(using that Switchcraft XLR
connector with the in-line switch) and it's just another action that gets
in the way of making music.
For some compositions I pad down (on the mixer) the mics I'm not using.
That is, as I construct loops, I
unpad the particular mic I'm going to use next.
I'm not satified with any of my solutions. What do you do? Any
> I remember reading a while back that you perform composed pieces. How
> are you doing that with your EDP? Do you notate various loop actions as
My notations are mostly to help remind me of what to do. I don't
(usually) "read" them when I play.
While I seem to remember the short phrases that I play, I'm apt to forget
the sequence of looper
"keystrokes". So my notes don't include the "music", only the looper
actions. I tried including the
music early on and found it unnecessary and confusing. I call my notes a
For a given song schema, I have three sections. The first section lists
the instruments used on the
piece. Before starting the piece, I can gather the instruments in
convenient locations. The second
section lists the equipment set-up - EDP beats per 1/8, SPX-90 program
settings, mixer channel panning,
etc. The third section lists the sequence of looper actions. I've
attached a Word document with an
example of a traditional tune done "looper fashion". Hope you can read it
> Oh, and if you have time, tell me more about these:
> - waterphone
> - ocean drum
> - batu-tu
> - gopiyantra
> - ting-sha
I've been meaning to put together a web page with instrument descriptions.
For now, here's what I have.
The waterphone is the spookiest sounding instrument I have. See
The ocean drum is made by Remo. It's a double-headed frame drum which
contains small ball-bearings.
When you hold the drum horizontal and tilt it from side to side, the
ball-bearings roll across the bottom
head and produce a "surf-like" sound. It's very peaceful.
The Batu-tu from New Guinea is made from a length of bamboo with one end
cut into two prongs or tines
like a tuning fork. The other end, serving as the handle, is split from
the tines part of the way
towards the end. Striking the tines causes the split in the handle to
buzz gently. The Batu-tu is also
known as the Tugangay or "devil chaser" in the Philippines. I bought mine

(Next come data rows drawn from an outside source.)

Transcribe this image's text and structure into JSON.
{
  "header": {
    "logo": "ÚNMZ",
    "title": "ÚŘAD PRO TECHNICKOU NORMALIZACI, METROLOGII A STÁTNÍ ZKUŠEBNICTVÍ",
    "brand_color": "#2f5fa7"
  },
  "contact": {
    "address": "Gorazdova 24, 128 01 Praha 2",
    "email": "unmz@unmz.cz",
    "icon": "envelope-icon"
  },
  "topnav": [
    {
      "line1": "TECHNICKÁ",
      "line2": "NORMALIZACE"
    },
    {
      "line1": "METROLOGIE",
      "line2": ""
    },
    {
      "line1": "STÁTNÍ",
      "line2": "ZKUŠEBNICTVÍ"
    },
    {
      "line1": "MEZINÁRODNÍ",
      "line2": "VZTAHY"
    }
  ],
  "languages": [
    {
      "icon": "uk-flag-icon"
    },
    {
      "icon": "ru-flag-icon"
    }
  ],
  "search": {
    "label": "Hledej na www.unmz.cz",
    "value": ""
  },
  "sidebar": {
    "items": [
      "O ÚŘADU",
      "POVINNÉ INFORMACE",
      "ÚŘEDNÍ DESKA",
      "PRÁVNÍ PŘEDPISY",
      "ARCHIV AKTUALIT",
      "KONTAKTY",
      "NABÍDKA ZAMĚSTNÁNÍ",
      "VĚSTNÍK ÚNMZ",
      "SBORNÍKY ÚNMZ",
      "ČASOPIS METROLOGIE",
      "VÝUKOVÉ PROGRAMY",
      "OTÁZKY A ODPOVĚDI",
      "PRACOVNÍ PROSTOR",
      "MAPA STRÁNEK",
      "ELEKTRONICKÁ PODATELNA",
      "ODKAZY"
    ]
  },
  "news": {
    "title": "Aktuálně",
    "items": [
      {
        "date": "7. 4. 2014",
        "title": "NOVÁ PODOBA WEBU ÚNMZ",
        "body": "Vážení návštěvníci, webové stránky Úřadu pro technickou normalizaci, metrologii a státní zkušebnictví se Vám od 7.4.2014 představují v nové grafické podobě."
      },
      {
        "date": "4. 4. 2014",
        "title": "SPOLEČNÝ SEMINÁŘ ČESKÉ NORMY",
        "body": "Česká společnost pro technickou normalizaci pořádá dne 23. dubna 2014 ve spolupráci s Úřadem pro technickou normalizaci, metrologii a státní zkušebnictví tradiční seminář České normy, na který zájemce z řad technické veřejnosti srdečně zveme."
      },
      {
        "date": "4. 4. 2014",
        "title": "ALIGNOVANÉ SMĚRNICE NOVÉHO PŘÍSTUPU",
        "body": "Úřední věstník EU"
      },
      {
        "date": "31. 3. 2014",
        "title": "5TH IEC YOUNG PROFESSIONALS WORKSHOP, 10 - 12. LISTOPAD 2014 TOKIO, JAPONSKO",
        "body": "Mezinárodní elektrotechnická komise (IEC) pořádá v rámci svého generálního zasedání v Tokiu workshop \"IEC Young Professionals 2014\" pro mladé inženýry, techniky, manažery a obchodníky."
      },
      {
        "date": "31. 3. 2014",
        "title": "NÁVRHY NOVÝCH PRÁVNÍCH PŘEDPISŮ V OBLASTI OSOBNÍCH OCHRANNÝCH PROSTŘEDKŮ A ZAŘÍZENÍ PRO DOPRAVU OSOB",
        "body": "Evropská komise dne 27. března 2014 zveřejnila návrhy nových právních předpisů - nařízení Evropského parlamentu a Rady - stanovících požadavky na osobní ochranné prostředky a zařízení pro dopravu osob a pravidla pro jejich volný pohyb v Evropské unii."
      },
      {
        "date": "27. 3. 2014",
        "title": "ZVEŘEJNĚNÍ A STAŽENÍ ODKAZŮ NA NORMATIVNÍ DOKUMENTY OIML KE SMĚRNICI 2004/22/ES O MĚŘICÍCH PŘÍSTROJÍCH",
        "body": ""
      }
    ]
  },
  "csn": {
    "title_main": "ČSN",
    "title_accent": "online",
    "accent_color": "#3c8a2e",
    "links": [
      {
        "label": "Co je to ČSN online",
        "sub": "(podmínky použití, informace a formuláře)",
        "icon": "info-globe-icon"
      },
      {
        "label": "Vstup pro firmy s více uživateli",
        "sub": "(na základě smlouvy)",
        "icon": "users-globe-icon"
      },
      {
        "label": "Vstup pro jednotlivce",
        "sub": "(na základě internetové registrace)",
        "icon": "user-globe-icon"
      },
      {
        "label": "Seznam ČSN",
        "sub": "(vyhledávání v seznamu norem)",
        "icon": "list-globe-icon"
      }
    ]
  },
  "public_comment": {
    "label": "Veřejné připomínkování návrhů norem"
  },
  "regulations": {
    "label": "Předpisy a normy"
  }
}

from Lark in the Morning. See
The gopiyantra, a single stringed instrument from eastern India, is
constructed from a short length of
bamboo and a small single-headed drum. The bamboo, divided into a yoke,
forms the neck of the
instrument. The drum is fastened between the arms of the yoke with the
open end pointing towards the top
of the yoke. One end of the string is attached to the top of the yoke,
where the arms join together;
extends between the arms of the yoke into the open end of the drum; and
attaches to the center of the
head inside the drum. By squeezing the bamboo neck while plucking or
striking the string, the string
tension is varied hence changing the pitch of the instrument. According
to Hindu tradition, the
Gopiyantra was played by the milk-maid consorts of Krishna. Mine is a
gift from a friend but Lark in the
Morning also has them (called Gopi Chand in their catalog).
Ting-sha chimes from Tibet looks like two very small, very thick cymbals.
It produces quite a dissonant,
penetrating sound intended to immediately focus your attention to the
present and is used by Buddhist
monks in meditation practices. Lark in the Morning also carries these,
although I got mine elsewhere.
Hope you found this interesting...
- Dennis Leas